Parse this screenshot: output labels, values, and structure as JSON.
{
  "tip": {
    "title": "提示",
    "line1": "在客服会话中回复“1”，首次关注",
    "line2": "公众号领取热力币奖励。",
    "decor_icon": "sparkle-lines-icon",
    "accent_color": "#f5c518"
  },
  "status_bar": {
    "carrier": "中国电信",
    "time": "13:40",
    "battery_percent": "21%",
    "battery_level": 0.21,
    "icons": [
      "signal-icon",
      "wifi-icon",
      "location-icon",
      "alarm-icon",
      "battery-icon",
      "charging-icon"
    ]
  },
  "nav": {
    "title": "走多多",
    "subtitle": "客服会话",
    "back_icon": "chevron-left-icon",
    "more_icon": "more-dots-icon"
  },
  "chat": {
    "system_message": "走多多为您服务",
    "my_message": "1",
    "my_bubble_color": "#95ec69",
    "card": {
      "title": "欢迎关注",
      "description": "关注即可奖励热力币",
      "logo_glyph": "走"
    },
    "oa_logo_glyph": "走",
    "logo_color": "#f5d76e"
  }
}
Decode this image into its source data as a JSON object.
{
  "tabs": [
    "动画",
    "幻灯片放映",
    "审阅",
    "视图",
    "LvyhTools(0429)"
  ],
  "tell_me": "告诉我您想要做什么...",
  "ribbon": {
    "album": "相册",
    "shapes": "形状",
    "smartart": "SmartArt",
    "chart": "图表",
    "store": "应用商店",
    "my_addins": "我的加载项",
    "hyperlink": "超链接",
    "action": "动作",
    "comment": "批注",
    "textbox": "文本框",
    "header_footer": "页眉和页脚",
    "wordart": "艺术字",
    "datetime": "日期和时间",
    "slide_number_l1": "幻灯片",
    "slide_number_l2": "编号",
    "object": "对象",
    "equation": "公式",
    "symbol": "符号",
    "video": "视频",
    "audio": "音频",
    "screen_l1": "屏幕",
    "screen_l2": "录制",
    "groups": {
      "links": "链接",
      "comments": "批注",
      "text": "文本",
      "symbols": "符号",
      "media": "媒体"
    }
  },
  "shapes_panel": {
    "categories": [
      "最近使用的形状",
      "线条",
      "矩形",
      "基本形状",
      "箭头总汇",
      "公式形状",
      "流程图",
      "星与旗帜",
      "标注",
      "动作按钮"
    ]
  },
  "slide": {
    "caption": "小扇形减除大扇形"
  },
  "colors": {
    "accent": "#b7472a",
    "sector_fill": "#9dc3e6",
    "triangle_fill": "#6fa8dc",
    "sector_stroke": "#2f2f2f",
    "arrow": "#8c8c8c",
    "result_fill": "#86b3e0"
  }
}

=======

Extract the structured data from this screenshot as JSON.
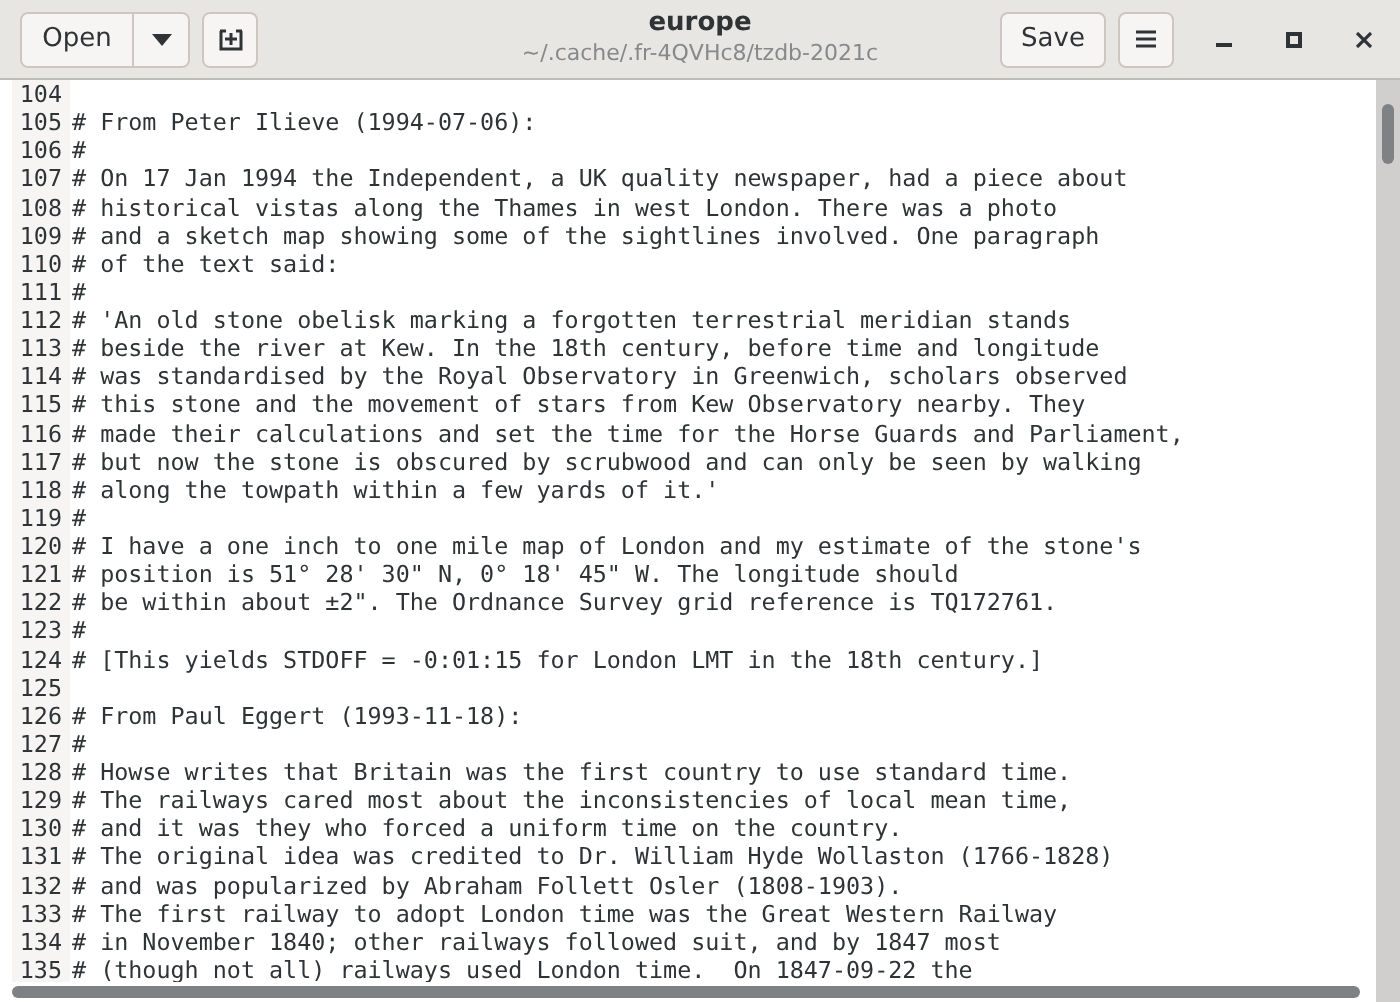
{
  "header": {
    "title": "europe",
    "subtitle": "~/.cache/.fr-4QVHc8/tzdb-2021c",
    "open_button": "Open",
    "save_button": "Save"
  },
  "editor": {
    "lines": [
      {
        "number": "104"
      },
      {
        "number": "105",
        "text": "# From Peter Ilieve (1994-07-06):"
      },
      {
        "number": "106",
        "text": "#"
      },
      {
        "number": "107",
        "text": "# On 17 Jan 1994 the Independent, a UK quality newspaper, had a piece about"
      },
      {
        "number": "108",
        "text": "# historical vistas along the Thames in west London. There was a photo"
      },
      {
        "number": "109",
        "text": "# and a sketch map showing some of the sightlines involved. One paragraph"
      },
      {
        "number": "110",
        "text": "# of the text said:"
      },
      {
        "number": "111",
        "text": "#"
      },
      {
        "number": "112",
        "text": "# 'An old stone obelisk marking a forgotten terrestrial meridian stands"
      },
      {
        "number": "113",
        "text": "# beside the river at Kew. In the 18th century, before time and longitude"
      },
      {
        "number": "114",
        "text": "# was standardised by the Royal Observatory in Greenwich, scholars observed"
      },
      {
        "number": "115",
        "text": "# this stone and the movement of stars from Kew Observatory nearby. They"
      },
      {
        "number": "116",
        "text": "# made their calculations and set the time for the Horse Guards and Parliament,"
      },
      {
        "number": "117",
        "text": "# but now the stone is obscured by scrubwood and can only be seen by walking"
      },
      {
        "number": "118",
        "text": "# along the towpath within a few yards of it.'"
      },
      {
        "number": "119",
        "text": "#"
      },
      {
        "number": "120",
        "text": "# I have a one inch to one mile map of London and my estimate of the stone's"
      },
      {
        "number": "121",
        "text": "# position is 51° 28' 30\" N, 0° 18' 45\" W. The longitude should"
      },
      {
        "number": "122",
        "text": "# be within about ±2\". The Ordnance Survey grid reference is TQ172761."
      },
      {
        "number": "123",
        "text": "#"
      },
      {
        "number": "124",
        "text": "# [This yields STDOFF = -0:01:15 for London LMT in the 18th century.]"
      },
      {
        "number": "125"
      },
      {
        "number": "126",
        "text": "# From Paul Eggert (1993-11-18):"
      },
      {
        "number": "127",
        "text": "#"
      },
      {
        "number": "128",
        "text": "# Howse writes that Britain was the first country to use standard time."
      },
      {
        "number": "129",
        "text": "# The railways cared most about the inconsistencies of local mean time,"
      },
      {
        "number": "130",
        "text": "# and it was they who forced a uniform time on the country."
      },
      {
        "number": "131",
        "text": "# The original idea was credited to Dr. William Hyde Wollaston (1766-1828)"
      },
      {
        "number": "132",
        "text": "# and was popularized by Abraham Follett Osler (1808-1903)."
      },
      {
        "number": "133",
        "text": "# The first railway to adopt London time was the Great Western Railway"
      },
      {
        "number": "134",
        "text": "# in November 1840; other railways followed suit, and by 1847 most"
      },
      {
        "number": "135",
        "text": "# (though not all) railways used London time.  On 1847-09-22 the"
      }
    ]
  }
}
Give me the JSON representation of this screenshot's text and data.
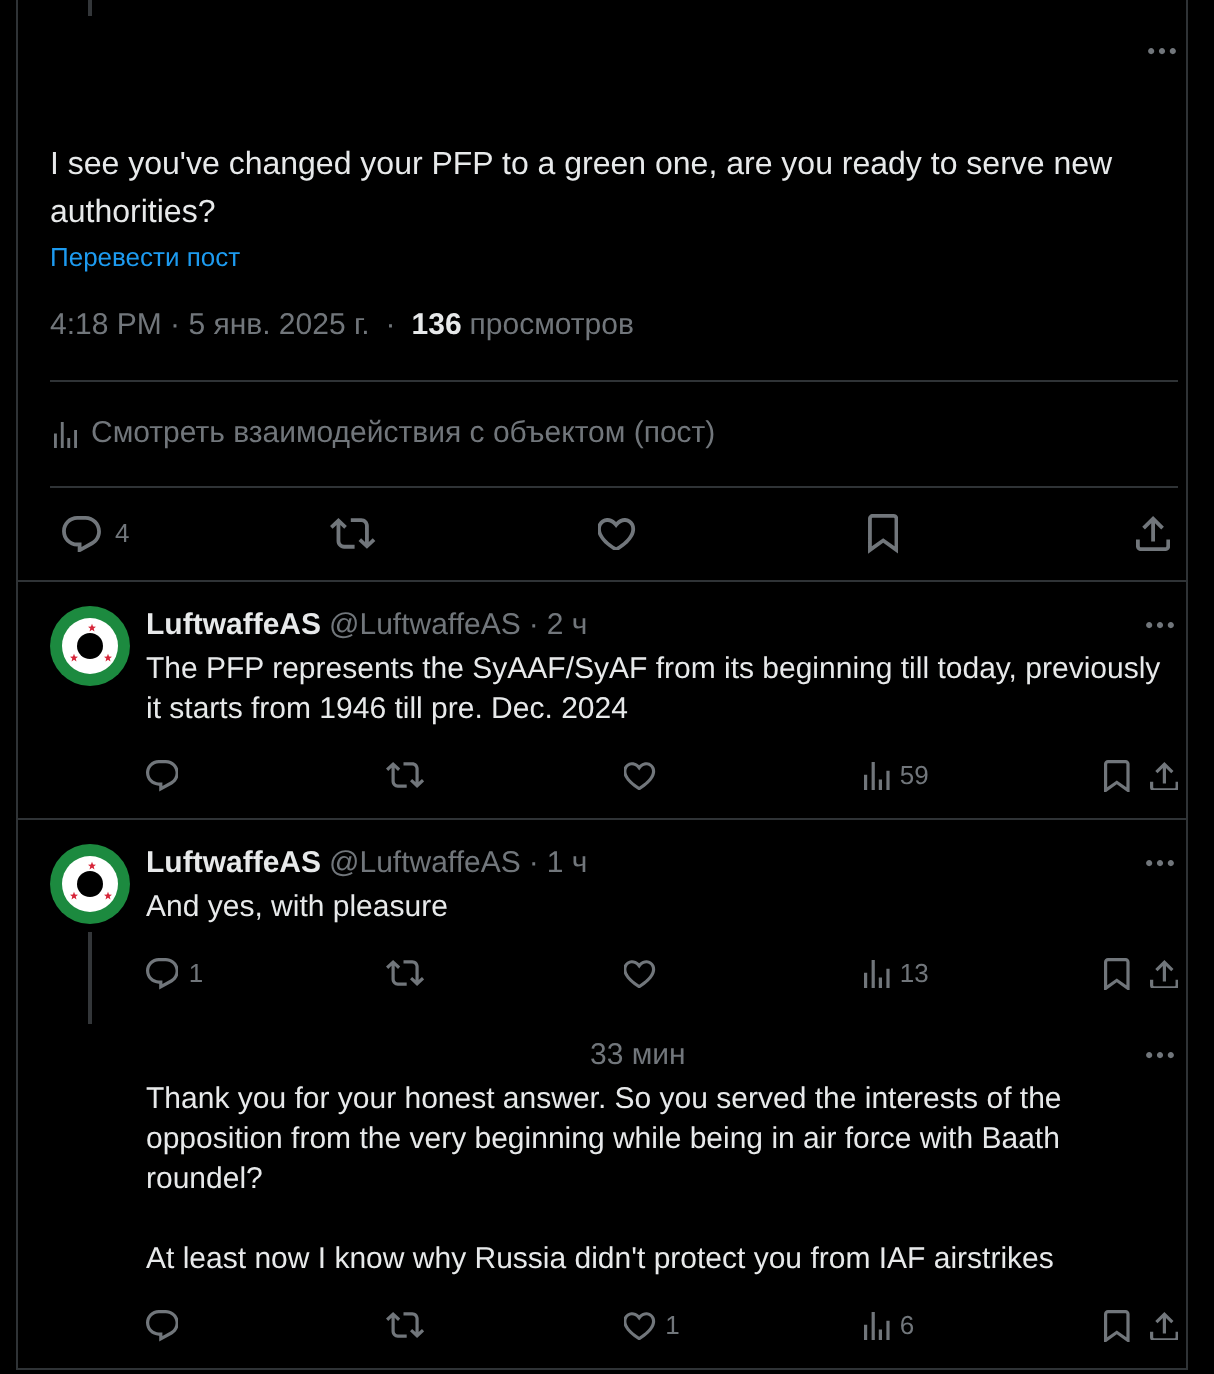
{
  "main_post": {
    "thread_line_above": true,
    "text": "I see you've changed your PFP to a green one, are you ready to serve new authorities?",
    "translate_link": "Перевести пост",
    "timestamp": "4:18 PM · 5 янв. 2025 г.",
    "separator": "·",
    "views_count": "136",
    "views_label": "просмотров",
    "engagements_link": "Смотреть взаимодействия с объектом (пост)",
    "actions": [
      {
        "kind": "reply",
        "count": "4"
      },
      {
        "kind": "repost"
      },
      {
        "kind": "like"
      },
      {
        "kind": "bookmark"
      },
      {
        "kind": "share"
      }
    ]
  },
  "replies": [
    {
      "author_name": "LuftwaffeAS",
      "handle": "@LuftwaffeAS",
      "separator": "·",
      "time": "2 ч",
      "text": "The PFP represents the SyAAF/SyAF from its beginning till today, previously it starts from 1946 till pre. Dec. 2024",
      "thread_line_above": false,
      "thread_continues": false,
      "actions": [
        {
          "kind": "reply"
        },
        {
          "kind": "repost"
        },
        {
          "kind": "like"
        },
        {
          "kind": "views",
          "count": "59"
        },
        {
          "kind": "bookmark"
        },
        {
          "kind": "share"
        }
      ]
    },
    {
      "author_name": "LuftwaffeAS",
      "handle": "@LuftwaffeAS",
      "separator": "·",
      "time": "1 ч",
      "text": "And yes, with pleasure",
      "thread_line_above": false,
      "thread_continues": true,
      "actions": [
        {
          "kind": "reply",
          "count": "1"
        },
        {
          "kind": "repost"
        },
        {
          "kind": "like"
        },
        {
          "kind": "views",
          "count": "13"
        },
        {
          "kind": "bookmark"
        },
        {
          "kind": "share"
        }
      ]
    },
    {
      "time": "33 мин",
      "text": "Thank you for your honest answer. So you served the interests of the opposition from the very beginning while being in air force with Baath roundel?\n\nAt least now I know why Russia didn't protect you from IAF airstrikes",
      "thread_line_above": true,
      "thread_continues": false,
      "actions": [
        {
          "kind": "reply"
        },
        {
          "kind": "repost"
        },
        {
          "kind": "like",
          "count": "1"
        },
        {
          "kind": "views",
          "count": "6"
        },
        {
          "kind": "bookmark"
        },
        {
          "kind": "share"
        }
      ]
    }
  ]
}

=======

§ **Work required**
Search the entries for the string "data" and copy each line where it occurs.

§ **Solution for this exercise**
Decode this image into its source data as a JSON object.
Extract the structured data from this screenshot as JSON.
Give me the JSON representation of this screenshot's text and data.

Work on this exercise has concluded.